__TASK GOAL__
Would you please give the entries again word for word, with no images in your copy?

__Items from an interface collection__
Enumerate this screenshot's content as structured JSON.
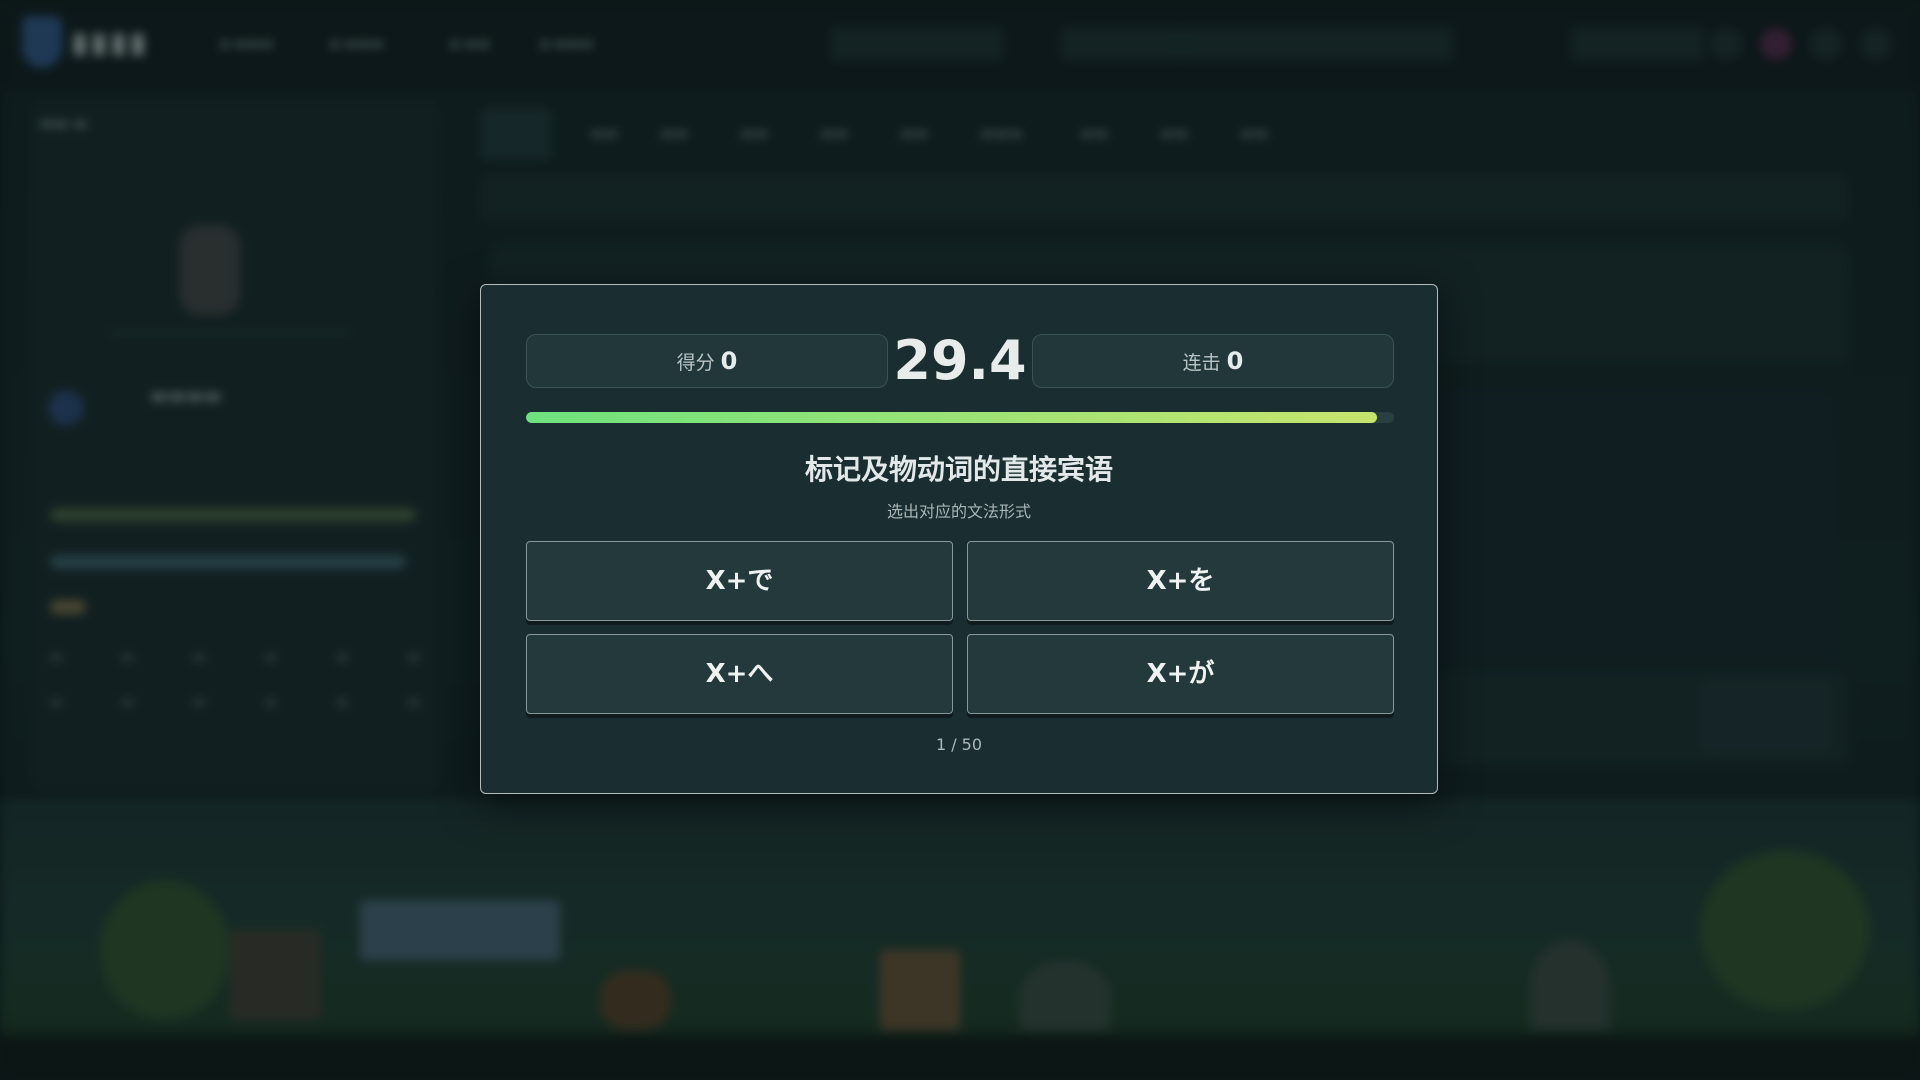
{
  "quiz": {
    "score_label": "得分",
    "score_value": "0",
    "timer": "29.4",
    "combo_label": "连击",
    "combo_value": "0",
    "time_remaining_fraction": 0.98,
    "question": "标记及物动词的直接宾语",
    "hint": "选出对应的文法形式",
    "options": [
      "X+で",
      "X+を",
      "X+へ",
      "X+が"
    ],
    "progress_text": "1 / 50"
  },
  "colors": {
    "progress_start": "#6ee27e",
    "progress_end": "#c7e46d",
    "modal_bg": "#1a2d30",
    "option_bg": "#24393c"
  }
}
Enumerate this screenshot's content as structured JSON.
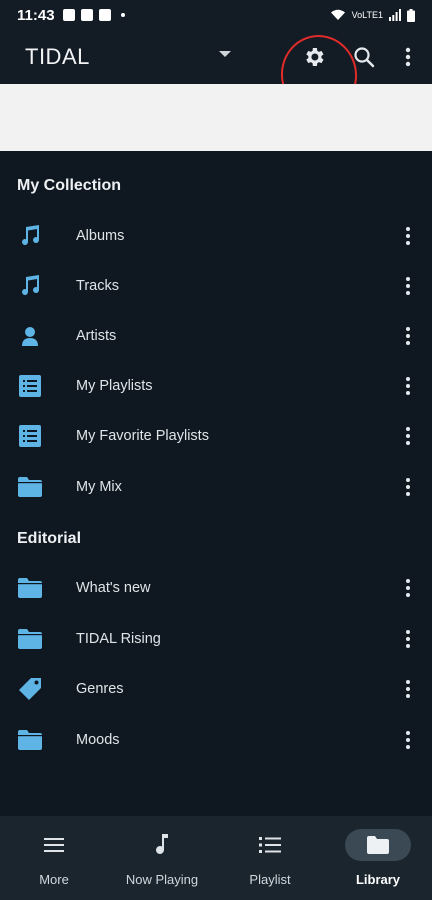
{
  "status_bar": {
    "time": "11:43",
    "network_label": "VoLTE1"
  },
  "app_bar": {
    "title": "TIDAL",
    "icons": [
      "chevron-down-icon",
      "gear-icon",
      "search-icon",
      "more-vert-icon"
    ]
  },
  "annotation": {
    "color": "#e02b2b"
  },
  "sections": [
    {
      "header": "My Collection",
      "items": [
        {
          "label": "Albums",
          "icon": "music-note-icon"
        },
        {
          "label": "Tracks",
          "icon": "music-note-icon"
        },
        {
          "label": "Artists",
          "icon": "person-icon"
        },
        {
          "label": "My Playlists",
          "icon": "playlist-icon"
        },
        {
          "label": "My Favorite Playlists",
          "icon": "playlist-icon"
        },
        {
          "label": "My Mix",
          "icon": "folder-icon"
        }
      ]
    },
    {
      "header": "Editorial",
      "items": [
        {
          "label": "What's new",
          "icon": "folder-icon"
        },
        {
          "label": "TIDAL Rising",
          "icon": "folder-icon"
        },
        {
          "label": "Genres",
          "icon": "tag-icon"
        },
        {
          "label": "Moods",
          "icon": "folder-icon"
        }
      ]
    }
  ],
  "bottom_nav": [
    {
      "label": "More",
      "icon": "menu-icon",
      "active": false
    },
    {
      "label": "Now Playing",
      "icon": "music-note-icon",
      "active": false
    },
    {
      "label": "Playlist",
      "icon": "list-icon",
      "active": false
    },
    {
      "label": "Library",
      "icon": "folder-icon",
      "active": true
    }
  ],
  "colors": {
    "background": "#0f1820",
    "app_bar": "#131c24",
    "accent_icon": "#5fb4e6",
    "banner": "#f2f2f2",
    "bottom_nav": "#1b252e"
  }
}
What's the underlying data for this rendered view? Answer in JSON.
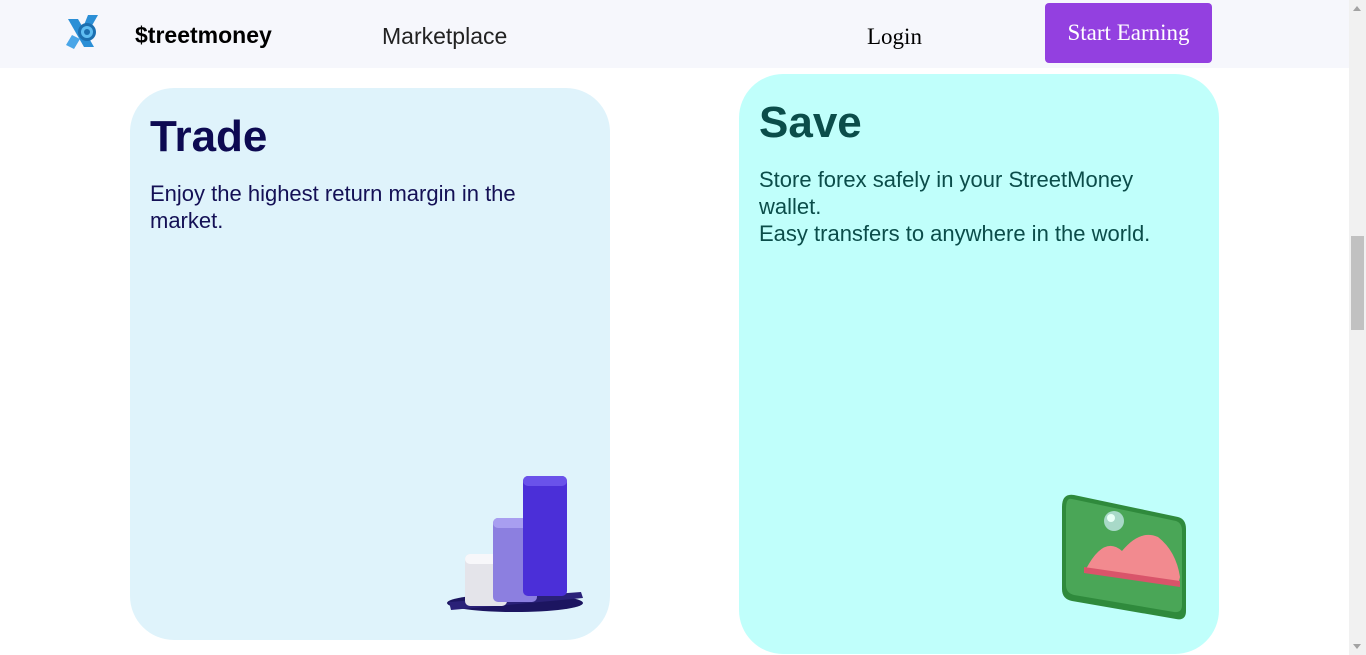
{
  "nav": {
    "brand": "$treetmoney",
    "marketplace": "Marketplace",
    "login": "Login",
    "cta": "Start Earning"
  },
  "cards": {
    "trade": {
      "title": "Trade",
      "text": "Enjoy the highest return margin in the market."
    },
    "save": {
      "title": "Save",
      "line1": "Store forex safely in your StreetMoney wallet.",
      "line2": "Easy transfers to anywhere in the world."
    }
  },
  "colors": {
    "accent": "#9340e0",
    "trade_bg": "#dff3fb",
    "save_bg": "#c0fffb",
    "trade_title": "#0d0a52",
    "save_title": "#0b4d4a"
  },
  "icons": {
    "logo": "streetmoney-logo-icon",
    "trade_illustration": "bar-chart-3d-icon",
    "save_illustration": "image-3d-icon"
  }
}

__FINAL ANSWER__
Enumerate this screenshot's content as structured JSON.
{
  "quiz": {
    "score_label": "得分",
    "score_value": "0",
    "timer": "29.4",
    "combo_label": "连击",
    "combo_value": "0",
    "time_remaining_fraction": 0.98,
    "question": "标记及物动词的直接宾语",
    "hint": "选出对应的文法形式",
    "options": [
      "X+で",
      "X+を",
      "X+へ",
      "X+が"
    ],
    "progress_text": "1 / 50"
  },
  "colors": {
    "progress_start": "#6ee27e",
    "progress_end": "#c7e46d",
    "modal_bg": "#1a2d30",
    "option_bg": "#24393c"
  }
}
Enumerate this screenshot's content as structured JSON.
{
  "status_bar": {
    "time": "11:43",
    "network_label": "VoLTE1"
  },
  "app_bar": {
    "title": "TIDAL",
    "icons": [
      "chevron-down-icon",
      "gear-icon",
      "search-icon",
      "more-vert-icon"
    ]
  },
  "annotation": {
    "color": "#e02b2b"
  },
  "sections": [
    {
      "header": "My Collection",
      "items": [
        {
          "label": "Albums",
          "icon": "music-note-icon"
        },
        {
          "label": "Tracks",
          "icon": "music-note-icon"
        },
        {
          "label": "Artists",
          "icon": "person-icon"
        },
        {
          "label": "My Playlists",
          "icon": "playlist-icon"
        },
        {
          "label": "My Favorite Playlists",
          "icon": "playlist-icon"
        },
        {
          "label": "My Mix",
          "icon": "folder-icon"
        }
      ]
    },
    {
      "header": "Editorial",
      "items": [
        {
          "label": "What's new",
          "icon": "folder-icon"
        },
        {
          "label": "TIDAL Rising",
          "icon": "folder-icon"
        },
        {
          "label": "Genres",
          "icon": "tag-icon"
        },
        {
          "label": "Moods",
          "icon": "folder-icon"
        }
      ]
    }
  ],
  "bottom_nav": [
    {
      "label": "More",
      "icon": "menu-icon",
      "active": false
    },
    {
      "label": "Now Playing",
      "icon": "music-note-icon",
      "active": false
    },
    {
      "label": "Playlist",
      "icon": "list-icon",
      "active": false
    },
    {
      "label": "Library",
      "icon": "folder-icon",
      "active": true
    }
  ],
  "colors": {
    "background": "#0f1820",
    "app_bar": "#131c24",
    "accent_icon": "#5fb4e6",
    "banner": "#f2f2f2",
    "bottom_nav": "#1b252e"
  }
}
What's the underlying data for this rendered view? Answer in JSON.
{
  "nav": {
    "brand": "$treetmoney",
    "marketplace": "Marketplace",
    "login": "Login",
    "cta": "Start Earning"
  },
  "cards": {
    "trade": {
      "title": "Trade",
      "text": "Enjoy the highest return margin in the market."
    },
    "save": {
      "title": "Save",
      "line1": "Store forex safely in your StreetMoney wallet.",
      "line2": "Easy transfers to anywhere in the world."
    }
  },
  "colors": {
    "accent": "#9340e0",
    "trade_bg": "#dff3fb",
    "save_bg": "#c0fffb",
    "trade_title": "#0d0a52",
    "save_title": "#0b4d4a"
  },
  "icons": {
    "logo": "streetmoney-logo-icon",
    "trade_illustration": "bar-chart-3d-icon",
    "save_illustration": "image-3d-icon"
  }
}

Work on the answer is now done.